BEGIN EXERCISE DATA
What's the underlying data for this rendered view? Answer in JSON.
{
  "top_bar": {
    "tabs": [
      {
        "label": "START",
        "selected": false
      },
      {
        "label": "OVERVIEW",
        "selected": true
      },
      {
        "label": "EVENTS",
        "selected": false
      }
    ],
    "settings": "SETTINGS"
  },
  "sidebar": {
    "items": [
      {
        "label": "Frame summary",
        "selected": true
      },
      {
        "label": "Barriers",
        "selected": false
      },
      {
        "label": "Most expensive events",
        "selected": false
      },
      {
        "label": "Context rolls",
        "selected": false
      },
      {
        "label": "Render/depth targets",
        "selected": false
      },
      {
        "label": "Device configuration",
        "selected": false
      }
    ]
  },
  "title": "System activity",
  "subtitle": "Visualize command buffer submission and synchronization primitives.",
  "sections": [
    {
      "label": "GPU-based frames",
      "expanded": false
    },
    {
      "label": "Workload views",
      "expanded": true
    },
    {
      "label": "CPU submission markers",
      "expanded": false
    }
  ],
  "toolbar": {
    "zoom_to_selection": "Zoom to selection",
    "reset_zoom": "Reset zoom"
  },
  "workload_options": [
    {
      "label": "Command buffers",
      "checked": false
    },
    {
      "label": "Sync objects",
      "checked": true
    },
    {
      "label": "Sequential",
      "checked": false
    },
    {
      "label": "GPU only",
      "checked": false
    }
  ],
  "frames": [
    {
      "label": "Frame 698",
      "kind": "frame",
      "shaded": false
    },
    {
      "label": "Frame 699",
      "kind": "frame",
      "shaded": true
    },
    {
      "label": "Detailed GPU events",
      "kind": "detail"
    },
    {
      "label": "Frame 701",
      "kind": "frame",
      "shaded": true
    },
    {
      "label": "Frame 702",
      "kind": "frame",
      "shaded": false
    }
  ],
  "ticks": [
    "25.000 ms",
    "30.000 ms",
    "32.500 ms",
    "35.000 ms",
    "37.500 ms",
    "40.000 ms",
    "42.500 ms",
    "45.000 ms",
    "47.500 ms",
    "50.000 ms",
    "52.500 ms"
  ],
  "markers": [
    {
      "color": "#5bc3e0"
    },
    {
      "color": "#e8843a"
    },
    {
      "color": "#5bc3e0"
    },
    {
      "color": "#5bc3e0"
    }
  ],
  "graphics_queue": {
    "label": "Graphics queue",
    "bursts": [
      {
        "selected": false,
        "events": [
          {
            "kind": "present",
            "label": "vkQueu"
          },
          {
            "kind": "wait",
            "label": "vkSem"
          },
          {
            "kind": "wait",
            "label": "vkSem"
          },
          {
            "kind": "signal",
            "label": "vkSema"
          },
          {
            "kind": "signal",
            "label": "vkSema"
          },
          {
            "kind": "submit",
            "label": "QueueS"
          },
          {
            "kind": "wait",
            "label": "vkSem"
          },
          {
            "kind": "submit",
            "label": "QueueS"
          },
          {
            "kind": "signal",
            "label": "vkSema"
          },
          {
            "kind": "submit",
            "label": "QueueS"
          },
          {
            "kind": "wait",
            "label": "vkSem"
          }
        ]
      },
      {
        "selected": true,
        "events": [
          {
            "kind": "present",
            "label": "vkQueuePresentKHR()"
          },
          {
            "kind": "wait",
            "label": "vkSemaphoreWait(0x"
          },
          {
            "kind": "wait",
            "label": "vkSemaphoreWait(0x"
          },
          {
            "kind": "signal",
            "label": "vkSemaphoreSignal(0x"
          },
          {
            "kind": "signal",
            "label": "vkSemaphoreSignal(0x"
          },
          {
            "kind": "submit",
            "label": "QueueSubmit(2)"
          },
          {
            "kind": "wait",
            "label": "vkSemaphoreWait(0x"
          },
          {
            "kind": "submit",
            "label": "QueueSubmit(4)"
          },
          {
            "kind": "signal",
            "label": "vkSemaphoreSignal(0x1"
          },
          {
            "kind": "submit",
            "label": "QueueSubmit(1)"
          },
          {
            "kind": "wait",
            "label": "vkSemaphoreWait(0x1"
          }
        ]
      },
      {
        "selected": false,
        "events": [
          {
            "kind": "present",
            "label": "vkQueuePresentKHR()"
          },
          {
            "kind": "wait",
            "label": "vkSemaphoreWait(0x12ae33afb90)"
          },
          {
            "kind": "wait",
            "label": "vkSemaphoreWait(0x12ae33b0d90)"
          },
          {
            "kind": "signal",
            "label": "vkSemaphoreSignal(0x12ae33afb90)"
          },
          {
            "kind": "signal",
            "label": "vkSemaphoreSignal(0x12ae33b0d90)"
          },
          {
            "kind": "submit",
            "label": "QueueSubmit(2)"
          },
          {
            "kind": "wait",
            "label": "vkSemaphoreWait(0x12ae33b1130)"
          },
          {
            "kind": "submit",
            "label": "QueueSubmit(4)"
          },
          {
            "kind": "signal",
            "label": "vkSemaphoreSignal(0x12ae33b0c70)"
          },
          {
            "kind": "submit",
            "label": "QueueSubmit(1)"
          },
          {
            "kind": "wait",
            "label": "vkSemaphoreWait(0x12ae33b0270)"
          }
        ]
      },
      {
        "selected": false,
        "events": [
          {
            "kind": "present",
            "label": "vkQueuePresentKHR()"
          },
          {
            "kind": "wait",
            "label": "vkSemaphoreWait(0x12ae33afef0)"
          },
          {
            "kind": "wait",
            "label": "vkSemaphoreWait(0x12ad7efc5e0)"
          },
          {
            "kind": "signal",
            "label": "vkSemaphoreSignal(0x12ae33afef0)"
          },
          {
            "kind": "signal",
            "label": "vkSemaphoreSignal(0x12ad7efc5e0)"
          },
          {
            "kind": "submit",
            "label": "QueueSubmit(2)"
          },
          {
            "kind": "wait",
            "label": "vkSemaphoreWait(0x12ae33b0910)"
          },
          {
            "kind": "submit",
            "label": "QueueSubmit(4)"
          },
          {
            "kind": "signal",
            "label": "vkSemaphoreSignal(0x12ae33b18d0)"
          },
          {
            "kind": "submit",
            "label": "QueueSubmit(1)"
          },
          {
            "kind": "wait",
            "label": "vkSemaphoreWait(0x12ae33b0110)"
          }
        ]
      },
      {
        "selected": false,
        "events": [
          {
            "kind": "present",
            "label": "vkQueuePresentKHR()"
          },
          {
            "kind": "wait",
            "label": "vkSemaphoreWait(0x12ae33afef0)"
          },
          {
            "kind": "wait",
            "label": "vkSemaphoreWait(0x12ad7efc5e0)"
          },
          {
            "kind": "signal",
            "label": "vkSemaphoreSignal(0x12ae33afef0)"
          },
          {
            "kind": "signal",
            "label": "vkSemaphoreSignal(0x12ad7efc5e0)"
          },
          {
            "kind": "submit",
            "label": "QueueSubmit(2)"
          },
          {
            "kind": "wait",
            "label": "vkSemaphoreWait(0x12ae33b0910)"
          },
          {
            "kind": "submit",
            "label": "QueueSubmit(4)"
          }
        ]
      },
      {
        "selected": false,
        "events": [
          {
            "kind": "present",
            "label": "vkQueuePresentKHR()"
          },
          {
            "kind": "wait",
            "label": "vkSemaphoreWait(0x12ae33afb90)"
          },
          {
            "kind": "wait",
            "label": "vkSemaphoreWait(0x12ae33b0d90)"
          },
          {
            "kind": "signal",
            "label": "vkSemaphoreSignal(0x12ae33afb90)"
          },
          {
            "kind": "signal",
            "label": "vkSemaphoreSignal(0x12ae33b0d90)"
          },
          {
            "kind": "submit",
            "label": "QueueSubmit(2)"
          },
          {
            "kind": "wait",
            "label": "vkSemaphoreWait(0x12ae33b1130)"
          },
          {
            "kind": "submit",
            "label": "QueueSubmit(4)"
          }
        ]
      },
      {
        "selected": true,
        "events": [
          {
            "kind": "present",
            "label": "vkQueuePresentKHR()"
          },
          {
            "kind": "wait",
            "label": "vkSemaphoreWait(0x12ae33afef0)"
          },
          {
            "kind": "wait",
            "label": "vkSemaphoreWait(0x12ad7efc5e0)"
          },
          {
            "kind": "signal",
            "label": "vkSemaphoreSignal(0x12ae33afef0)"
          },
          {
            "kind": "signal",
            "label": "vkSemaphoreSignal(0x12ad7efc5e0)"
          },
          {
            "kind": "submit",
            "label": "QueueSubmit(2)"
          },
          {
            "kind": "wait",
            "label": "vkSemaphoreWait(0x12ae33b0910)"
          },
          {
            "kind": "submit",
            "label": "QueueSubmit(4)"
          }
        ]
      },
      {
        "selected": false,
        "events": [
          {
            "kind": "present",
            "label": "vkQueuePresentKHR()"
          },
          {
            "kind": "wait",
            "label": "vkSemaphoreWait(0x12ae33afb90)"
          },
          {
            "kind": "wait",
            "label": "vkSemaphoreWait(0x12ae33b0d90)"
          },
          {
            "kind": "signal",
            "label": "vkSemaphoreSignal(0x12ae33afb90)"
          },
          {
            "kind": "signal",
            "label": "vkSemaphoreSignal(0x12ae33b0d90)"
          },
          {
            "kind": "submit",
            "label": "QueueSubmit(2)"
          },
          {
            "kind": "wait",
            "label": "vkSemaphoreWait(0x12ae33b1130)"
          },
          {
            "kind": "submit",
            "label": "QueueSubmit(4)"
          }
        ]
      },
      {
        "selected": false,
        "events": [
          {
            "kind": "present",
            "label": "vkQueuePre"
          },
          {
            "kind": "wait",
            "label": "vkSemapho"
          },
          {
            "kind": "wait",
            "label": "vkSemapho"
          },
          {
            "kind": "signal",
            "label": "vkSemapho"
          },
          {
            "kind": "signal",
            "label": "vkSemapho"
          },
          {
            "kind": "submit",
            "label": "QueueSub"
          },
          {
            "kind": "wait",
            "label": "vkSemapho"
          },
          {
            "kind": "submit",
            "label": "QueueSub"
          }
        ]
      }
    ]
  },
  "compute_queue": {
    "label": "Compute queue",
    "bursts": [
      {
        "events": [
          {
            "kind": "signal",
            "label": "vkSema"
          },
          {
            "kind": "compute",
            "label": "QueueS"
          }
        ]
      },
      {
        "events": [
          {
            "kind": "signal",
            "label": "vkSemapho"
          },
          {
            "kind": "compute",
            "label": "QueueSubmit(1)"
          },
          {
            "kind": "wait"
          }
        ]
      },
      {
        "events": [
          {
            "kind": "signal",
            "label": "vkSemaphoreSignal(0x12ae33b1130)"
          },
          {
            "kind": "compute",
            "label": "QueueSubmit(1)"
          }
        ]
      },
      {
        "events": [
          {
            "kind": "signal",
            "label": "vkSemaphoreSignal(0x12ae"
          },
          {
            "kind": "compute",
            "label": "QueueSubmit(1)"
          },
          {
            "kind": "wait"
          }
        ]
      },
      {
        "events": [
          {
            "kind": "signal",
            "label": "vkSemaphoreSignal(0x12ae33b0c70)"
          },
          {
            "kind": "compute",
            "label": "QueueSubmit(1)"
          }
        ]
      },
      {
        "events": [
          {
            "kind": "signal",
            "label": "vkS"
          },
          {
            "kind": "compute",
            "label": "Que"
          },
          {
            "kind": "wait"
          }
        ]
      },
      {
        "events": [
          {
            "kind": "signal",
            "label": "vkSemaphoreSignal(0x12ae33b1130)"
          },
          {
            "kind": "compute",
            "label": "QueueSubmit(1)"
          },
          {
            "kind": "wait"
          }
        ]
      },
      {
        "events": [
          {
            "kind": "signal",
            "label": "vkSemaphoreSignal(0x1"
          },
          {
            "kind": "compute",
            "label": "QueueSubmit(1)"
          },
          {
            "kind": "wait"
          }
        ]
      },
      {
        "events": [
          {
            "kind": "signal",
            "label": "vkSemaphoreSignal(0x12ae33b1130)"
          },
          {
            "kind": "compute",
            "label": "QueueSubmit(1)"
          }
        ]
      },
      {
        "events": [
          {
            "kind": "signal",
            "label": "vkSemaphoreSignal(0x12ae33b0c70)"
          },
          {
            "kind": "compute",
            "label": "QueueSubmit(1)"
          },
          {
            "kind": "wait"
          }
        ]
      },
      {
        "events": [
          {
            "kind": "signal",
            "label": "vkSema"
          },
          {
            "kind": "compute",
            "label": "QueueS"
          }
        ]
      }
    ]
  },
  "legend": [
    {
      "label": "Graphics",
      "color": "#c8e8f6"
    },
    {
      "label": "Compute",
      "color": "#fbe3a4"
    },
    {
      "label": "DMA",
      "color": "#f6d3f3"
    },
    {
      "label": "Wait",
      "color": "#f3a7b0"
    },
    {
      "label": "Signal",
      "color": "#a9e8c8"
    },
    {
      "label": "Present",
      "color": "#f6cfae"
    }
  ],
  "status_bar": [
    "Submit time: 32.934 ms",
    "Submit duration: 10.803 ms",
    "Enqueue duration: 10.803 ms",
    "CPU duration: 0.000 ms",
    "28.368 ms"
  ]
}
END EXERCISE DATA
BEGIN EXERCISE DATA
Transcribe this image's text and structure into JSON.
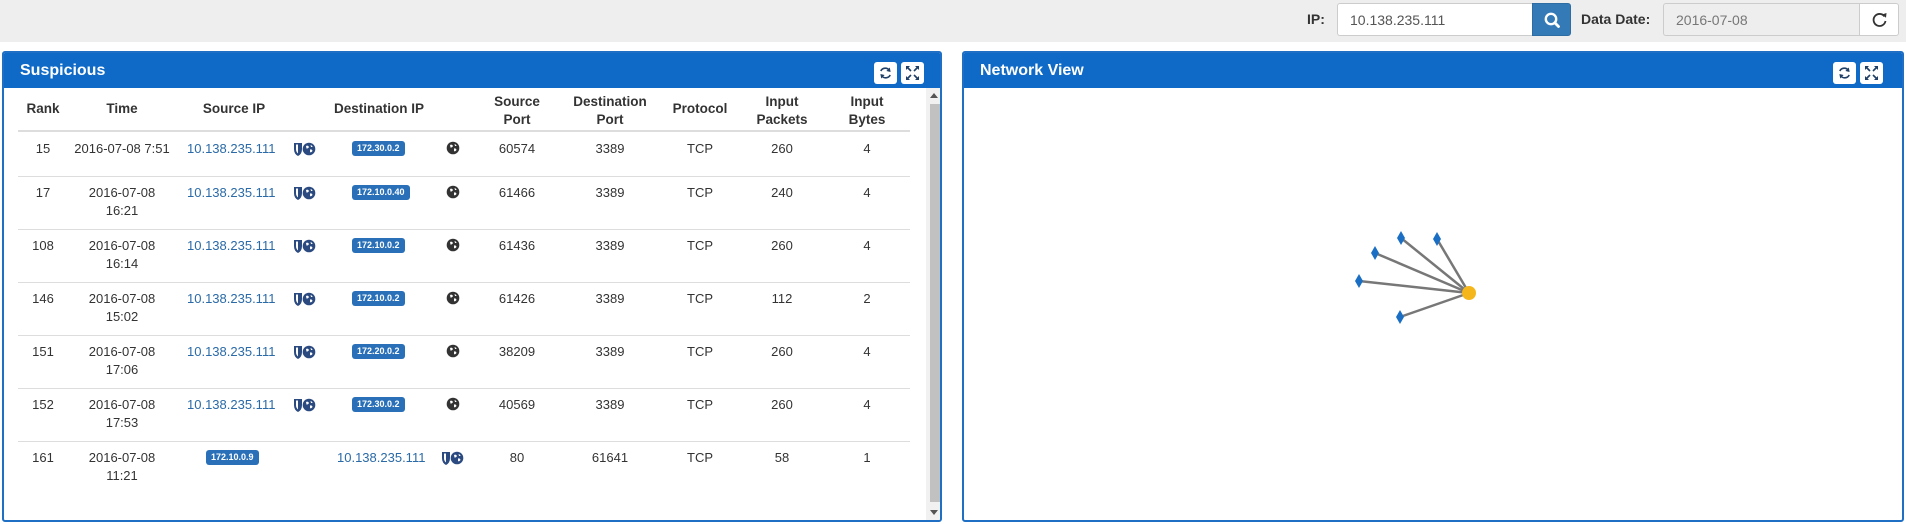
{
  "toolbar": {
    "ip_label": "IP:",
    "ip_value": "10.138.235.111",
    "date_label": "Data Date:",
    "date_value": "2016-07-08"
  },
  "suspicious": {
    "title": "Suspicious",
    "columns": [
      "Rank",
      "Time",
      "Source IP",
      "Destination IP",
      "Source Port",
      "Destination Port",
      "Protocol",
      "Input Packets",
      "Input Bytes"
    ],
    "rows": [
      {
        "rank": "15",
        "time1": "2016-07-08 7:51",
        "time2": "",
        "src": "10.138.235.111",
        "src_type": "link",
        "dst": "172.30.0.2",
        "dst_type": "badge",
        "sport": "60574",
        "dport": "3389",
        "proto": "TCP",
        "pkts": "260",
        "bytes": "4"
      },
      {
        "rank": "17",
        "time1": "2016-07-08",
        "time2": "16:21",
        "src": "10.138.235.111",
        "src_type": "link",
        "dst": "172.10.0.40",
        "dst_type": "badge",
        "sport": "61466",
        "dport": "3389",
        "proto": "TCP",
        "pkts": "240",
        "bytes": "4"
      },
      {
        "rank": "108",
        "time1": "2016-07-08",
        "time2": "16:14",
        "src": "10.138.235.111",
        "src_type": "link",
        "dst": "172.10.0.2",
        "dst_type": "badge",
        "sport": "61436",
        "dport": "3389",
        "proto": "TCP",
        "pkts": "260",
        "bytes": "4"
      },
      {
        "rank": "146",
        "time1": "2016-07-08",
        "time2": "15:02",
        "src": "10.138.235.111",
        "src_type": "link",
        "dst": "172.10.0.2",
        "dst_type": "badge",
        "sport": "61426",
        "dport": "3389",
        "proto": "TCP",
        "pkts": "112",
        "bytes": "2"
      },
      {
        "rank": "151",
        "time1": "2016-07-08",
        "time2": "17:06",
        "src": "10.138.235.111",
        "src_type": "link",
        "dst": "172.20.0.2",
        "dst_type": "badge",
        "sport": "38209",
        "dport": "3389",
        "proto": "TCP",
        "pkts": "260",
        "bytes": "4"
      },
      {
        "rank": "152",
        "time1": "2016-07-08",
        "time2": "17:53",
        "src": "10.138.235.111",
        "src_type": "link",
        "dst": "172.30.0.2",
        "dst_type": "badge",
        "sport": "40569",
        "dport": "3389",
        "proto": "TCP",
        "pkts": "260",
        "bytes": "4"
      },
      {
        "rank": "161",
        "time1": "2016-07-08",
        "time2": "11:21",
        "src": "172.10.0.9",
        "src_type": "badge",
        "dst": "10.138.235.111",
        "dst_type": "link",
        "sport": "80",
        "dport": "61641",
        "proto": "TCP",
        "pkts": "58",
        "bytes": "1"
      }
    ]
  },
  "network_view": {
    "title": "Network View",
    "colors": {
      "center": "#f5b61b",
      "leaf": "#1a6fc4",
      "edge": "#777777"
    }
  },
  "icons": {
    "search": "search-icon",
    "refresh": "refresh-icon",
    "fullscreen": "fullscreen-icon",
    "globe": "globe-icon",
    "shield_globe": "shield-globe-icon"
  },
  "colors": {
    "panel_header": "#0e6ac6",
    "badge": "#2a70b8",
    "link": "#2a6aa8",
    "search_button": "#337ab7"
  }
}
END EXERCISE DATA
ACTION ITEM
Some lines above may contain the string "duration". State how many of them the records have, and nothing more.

EXERCISE RESULT
3